House music production master Dr Duda, revered trumpeter Mo-T and vocal sensation J’Something are the soulful house brand Mi Casa. They are Soul Candi’s first live music act and have become a local sensation. Their single These Streets was officially South Africa’s biggest chart-topping single of last year and they have just gone Platinum!
This 3 time SAMA award winning House act has just had the success of their debut self-titled album breaking past the 40 000 unit mark in sales. Not only are they excelling in sales, they have become a household name and a much-sought after live act playing as much as 12 high-profile shows in a regular week.
What is the inspiration behind the name Mi Casa?
Mi Casa means “my house”. On one level it’s simply the music we’re making – house music!

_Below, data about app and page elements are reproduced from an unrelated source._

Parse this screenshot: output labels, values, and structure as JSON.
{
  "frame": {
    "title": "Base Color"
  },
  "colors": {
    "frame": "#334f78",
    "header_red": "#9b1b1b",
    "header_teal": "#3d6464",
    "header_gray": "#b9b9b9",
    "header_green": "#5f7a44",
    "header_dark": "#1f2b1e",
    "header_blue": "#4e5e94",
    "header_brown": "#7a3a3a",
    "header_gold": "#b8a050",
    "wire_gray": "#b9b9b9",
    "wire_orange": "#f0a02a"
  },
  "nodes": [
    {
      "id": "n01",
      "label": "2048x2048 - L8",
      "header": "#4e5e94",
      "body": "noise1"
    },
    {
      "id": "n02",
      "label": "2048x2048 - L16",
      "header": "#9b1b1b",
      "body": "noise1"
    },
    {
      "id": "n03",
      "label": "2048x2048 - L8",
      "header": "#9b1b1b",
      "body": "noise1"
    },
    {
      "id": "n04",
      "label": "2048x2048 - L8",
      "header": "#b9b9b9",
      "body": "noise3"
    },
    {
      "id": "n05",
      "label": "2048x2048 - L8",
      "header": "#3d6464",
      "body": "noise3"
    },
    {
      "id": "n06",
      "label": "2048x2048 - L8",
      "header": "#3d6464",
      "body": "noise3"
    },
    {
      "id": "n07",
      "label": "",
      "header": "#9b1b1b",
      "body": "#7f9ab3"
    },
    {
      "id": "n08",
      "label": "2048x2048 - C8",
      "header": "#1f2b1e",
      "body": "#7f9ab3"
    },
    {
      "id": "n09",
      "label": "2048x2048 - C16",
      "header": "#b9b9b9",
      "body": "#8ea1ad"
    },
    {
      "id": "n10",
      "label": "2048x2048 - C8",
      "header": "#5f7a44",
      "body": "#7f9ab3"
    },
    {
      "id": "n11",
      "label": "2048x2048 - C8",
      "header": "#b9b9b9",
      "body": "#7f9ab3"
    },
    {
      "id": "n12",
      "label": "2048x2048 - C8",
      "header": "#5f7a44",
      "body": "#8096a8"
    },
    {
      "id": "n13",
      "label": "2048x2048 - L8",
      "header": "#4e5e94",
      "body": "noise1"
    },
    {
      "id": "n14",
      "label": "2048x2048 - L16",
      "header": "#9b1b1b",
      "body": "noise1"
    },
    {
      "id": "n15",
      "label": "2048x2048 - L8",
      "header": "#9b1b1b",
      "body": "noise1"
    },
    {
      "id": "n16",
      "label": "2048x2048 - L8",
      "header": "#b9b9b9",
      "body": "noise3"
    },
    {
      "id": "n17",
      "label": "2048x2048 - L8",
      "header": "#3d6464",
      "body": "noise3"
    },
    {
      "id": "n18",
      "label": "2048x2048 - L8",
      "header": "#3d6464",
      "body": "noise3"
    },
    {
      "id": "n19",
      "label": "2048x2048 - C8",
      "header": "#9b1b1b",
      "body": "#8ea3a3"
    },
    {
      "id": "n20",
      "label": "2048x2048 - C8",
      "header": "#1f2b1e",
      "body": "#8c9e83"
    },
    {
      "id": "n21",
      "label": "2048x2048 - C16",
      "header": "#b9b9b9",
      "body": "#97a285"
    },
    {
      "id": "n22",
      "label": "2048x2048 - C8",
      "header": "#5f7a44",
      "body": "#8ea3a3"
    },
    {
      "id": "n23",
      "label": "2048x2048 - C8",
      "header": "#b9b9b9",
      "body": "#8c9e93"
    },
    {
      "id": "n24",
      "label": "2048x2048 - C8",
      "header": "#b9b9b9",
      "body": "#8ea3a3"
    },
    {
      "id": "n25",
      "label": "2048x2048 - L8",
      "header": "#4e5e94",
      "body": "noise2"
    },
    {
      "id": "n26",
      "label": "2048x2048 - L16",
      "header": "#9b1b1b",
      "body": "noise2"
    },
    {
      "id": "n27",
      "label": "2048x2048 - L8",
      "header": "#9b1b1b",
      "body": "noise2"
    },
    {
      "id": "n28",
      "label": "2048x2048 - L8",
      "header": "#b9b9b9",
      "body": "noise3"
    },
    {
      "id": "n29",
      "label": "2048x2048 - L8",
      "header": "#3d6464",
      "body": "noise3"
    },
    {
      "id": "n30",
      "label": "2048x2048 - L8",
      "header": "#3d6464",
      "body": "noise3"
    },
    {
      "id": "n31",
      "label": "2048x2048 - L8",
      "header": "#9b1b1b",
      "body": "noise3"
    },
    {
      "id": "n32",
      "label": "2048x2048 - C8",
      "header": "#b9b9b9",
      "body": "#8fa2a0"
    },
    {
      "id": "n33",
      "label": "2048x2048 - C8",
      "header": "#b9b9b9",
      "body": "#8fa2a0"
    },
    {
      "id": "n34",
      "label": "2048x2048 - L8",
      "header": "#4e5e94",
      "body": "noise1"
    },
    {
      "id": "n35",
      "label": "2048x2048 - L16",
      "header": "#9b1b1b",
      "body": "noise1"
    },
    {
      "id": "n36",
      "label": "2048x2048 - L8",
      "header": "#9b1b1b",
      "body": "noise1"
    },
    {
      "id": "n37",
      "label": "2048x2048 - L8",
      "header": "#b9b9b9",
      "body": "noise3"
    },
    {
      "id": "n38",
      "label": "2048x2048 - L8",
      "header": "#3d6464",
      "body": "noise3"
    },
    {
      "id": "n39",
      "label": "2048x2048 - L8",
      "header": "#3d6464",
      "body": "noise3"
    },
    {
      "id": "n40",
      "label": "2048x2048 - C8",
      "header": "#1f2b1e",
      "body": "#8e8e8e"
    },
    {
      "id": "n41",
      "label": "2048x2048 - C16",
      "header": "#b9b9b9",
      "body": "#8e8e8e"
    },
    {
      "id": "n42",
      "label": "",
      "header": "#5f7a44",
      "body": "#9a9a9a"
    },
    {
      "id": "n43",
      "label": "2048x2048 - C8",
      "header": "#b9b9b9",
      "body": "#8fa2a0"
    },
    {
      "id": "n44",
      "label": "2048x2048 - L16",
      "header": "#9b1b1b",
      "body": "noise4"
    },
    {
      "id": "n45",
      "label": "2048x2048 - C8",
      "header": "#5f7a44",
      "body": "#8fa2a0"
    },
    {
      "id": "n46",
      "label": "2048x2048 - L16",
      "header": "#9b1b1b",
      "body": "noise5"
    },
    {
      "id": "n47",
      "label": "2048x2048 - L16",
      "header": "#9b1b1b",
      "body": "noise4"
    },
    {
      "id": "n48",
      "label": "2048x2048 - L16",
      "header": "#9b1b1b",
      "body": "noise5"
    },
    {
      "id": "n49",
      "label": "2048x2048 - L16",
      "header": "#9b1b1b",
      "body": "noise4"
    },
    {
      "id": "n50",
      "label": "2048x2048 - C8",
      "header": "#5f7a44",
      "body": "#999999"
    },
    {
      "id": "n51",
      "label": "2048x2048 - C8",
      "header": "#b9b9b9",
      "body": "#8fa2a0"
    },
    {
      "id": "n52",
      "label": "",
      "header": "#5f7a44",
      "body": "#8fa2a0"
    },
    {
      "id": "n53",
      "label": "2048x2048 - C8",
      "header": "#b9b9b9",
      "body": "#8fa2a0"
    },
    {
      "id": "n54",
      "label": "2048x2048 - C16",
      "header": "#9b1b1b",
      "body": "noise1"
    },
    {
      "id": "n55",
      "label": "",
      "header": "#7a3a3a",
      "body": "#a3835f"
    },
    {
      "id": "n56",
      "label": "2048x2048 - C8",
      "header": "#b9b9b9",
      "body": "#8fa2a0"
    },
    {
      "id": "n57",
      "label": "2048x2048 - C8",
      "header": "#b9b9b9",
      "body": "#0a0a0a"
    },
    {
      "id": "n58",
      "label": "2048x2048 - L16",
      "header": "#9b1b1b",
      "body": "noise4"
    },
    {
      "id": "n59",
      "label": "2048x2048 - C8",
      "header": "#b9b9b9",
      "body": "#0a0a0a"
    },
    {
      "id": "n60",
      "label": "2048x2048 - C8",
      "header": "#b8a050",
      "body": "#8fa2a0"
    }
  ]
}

There’s also a deeper meaning that comes from the saying, mi casa, su casa, which means my house is your house.
"We need more passion for local music, a bigger passion for who we are."
What do each of your different talents and personalities bring to the trio?
I’m the singer and songwriter. Mo brings the trumpet. Duda brings in the live keys, and he’s our production man – he’s a genius and brings with him the experience and maturity of the industry, although he’s still a kid at heart. Me and Mo bring the fun. We all try not to get too serious. We’d actually never met before this album, and we get along really well. We’re an amazing team.
How does your brand of music impact our society?
I think our message is pure and sincere. People feel comfortable to chat to us, and I believe we’re expressing a real mi casa su casa philosophy.
What has been Mi Casa’s biggest challenge and greatest victory?
We’ve been blessed enough to experience more victories than challenges, but it certainly wasn’t easy starting out. We knew our concept would work and approached so many people, only to be rejected. It was tough. Things for us went from zero to 100 so quickly. The radio play is also so encouraging. When your art is being appreciated by so many, you truly feel blessed.
What needs to change in the local music industry?
We need more passion for local music, a bigger passion for who we are. It doesn’t make sense to portray an American image to local people – it confuses them. I’m not a big fan of portraying the super stardom image. These songs about being young and doing drugs – I just don’t get it. Why would anyone want to portray a message like that and mess people up?
Describe the type of person who would appreciate your record?
I’ve seen so many different people appreciating it, from kids to an elderly lady holding her heart and thanking us after a show. The black/coloured market predominantly supports House music in this country, but we’ve played to a full white crowd, and it’s all the same.